Tolstoy Doesn't Judge in Anna Karenina
“I don’t understand anything! Today girls want to do as they like, they tell their mothers nothing.”
I am agog when I read lines such as those above which were written in 19th-century Russia yet are contemporary.
Leo Tolstoy’s Anna Karenina is a classic because it is timeless, and it can be read on many levels. As a soap opera, the reader shifts from character to character asking, “Will she or won’t she? Will he or won’t he?” As a deeper story, the reader ponders the questions of existence.
I have read Anna Karenina several times. Each time, I identify with different characters depending on where I am in my life. Each time, I am reminded of Tolstoy’s understanding and liking of his characters with all their flaws. He judges no one.
There are two protagonists in the novel.

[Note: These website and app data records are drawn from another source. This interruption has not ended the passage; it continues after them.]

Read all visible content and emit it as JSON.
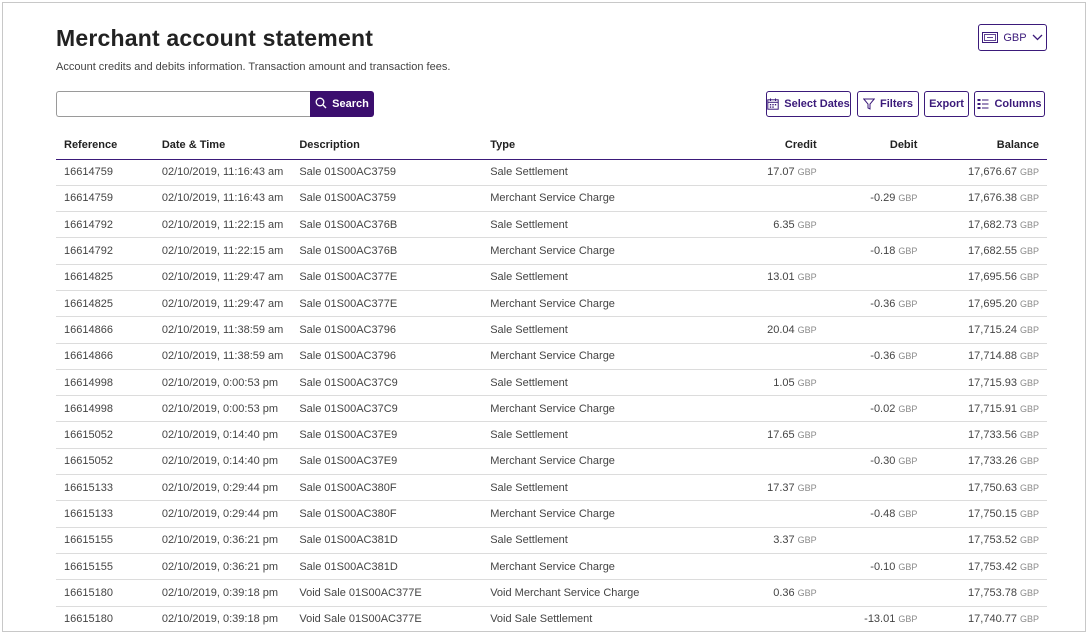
{
  "header": {
    "title": "Merchant account statement",
    "subtitle": "Account credits and debits information. Transaction amount and transaction fees.",
    "currency_label": "GBP"
  },
  "search": {
    "placeholder": "",
    "value": "",
    "button_label": "Search"
  },
  "toolbar": {
    "select_dates_label": "Select Dates",
    "filters_label": "Filters",
    "export_label": "Export",
    "columns_label": "Columns"
  },
  "colors": {
    "accent": "#3b0e6e",
    "border": "#3b1a7a"
  },
  "icons": {
    "currency": "banknote-icon",
    "dropdown": "chevron-down-icon",
    "search": "search-icon",
    "dates": "calendar-icon",
    "filters": "funnel-icon",
    "columns": "columns-icon"
  },
  "table": {
    "headers": [
      "Reference",
      "Date & Time",
      "Description",
      "Type",
      "Credit",
      "Debit",
      "Balance"
    ],
    "currency": "GBP",
    "rows": [
      {
        "ref": "16614759",
        "datetime": "02/10/2019, 11:16:43 am",
        "desc": "Sale 01S00AC3759",
        "type": "Sale Settlement",
        "credit": "17.07",
        "debit": "",
        "balance": "17,676.67"
      },
      {
        "ref": "16614759",
        "datetime": "02/10/2019, 11:16:43 am",
        "desc": "Sale 01S00AC3759",
        "type": "Merchant Service Charge",
        "credit": "",
        "debit": "-0.29",
        "balance": "17,676.38"
      },
      {
        "ref": "16614792",
        "datetime": "02/10/2019, 11:22:15 am",
        "desc": "Sale 01S00AC376B",
        "type": "Sale Settlement",
        "credit": "6.35",
        "debit": "",
        "balance": "17,682.73"
      },
      {
        "ref": "16614792",
        "datetime": "02/10/2019, 11:22:15 am",
        "desc": "Sale 01S00AC376B",
        "type": "Merchant Service Charge",
        "credit": "",
        "debit": "-0.18",
        "balance": "17,682.55"
      },
      {
        "ref": "16614825",
        "datetime": "02/10/2019, 11:29:47 am",
        "desc": "Sale 01S00AC377E",
        "type": "Sale Settlement",
        "credit": "13.01",
        "debit": "",
        "balance": "17,695.56"
      },
      {
        "ref": "16614825",
        "datetime": "02/10/2019, 11:29:47 am",
        "desc": "Sale 01S00AC377E",
        "type": "Merchant Service Charge",
        "credit": "",
        "debit": "-0.36",
        "balance": "17,695.20"
      },
      {
        "ref": "16614866",
        "datetime": "02/10/2019, 11:38:59 am",
        "desc": "Sale 01S00AC3796",
        "type": "Sale Settlement",
        "credit": "20.04",
        "debit": "",
        "balance": "17,715.24"
      },
      {
        "ref": "16614866",
        "datetime": "02/10/2019, 11:38:59 am",
        "desc": "Sale 01S00AC3796",
        "type": "Merchant Service Charge",
        "credit": "",
        "debit": "-0.36",
        "balance": "17,714.88"
      },
      {
        "ref": "16614998",
        "datetime": "02/10/2019, 0:00:53 pm",
        "desc": "Sale 01S00AC37C9",
        "type": "Sale Settlement",
        "credit": "1.05",
        "debit": "",
        "balance": "17,715.93"
      },
      {
        "ref": "16614998",
        "datetime": "02/10/2019, 0:00:53 pm",
        "desc": "Sale 01S00AC37C9",
        "type": "Merchant Service Charge",
        "credit": "",
        "debit": "-0.02",
        "balance": "17,715.91"
      },
      {
        "ref": "16615052",
        "datetime": "02/10/2019, 0:14:40 pm",
        "desc": "Sale 01S00AC37E9",
        "type": "Sale Settlement",
        "credit": "17.65",
        "debit": "",
        "balance": "17,733.56"
      },
      {
        "ref": "16615052",
        "datetime": "02/10/2019, 0:14:40 pm",
        "desc": "Sale 01S00AC37E9",
        "type": "Merchant Service Charge",
        "credit": "",
        "debit": "-0.30",
        "balance": "17,733.26"
      },
      {
        "ref": "16615133",
        "datetime": "02/10/2019, 0:29:44 pm",
        "desc": "Sale 01S00AC380F",
        "type": "Sale Settlement",
        "credit": "17.37",
        "debit": "",
        "balance": "17,750.63"
      },
      {
        "ref": "16615133",
        "datetime": "02/10/2019, 0:29:44 pm",
        "desc": "Sale 01S00AC380F",
        "type": "Merchant Service Charge",
        "credit": "",
        "debit": "-0.48",
        "balance": "17,750.15"
      },
      {
        "ref": "16615155",
        "datetime": "02/10/2019, 0:36:21 pm",
        "desc": "Sale 01S00AC381D",
        "type": "Sale Settlement",
        "credit": "3.37",
        "debit": "",
        "balance": "17,753.52"
      },
      {
        "ref": "16615155",
        "datetime": "02/10/2019, 0:36:21 pm",
        "desc": "Sale 01S00AC381D",
        "type": "Merchant Service Charge",
        "credit": "",
        "debit": "-0.10",
        "balance": "17,753.42"
      },
      {
        "ref": "16615180",
        "datetime": "02/10/2019, 0:39:18 pm",
        "desc": "Void Sale 01S00AC377E",
        "type": "Void Merchant Service Charge",
        "credit": "0.36",
        "debit": "",
        "balance": "17,753.78"
      },
      {
        "ref": "16615180",
        "datetime": "02/10/2019, 0:39:18 pm",
        "desc": "Void Sale 01S00AC377E",
        "type": "Void Sale Settlement",
        "credit": "",
        "debit": "-13.01",
        "balance": "17,740.77"
      }
    ]
  }
}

The first is the admired Anna, who had been raised by an aunt and married off to the much older and plodding Count Alexei Karenin. The couple have a young son.
“Her black dress with its rich lace was not conspicuous on her; it merely served as a frame, and what one saw was Anna alone, simple, elegant, and at the same time gay and animated.”
The second main character is the landowner Konstantin Levin, who wrestles with philosophical questions and falls in love with Kitty Shcherbatsky.
“They mowed (with scythes) one row after another. They mowed along low rows and short rows, rows with good grass and with bad grass. Levin lost all consciousness of time and had no idea whatever whether it was late or early. His work was undergoing a change which gave him intense pleasure.”
These two character’s stories are linked by the generous and often broke Stiva Oblonsky, who is Anna’s brother, Levin’s best friend, and Kitty’s brother-in-law. Anna travels from St. Petersburg to Moscow to counsel her brother’s wife, Dolly, who is considering a divorce after discovering her husband’s dalliance with their children’s governess.
At the station, Anna meets the dashing army officer, Alexei Vronsky, as he meets his mother from the same train. He is rather forward in his attraction to her, which she dismisses initially. However, she encounters him on several social occasions and, eventually, succumbs to his attention.
In this gripping narative, Tolstoy follows the three couples.
On this reading, I felt most drawn to Levin, who lives in the country. He feels close to the land and to the peasants who work it. At one point, he believes that he can live like a peasant. But the very fact that he can ponder the possibility means that he is not one of them. He has choice, and they believe that they do not.
There is someone for everyone in Anna Karenina.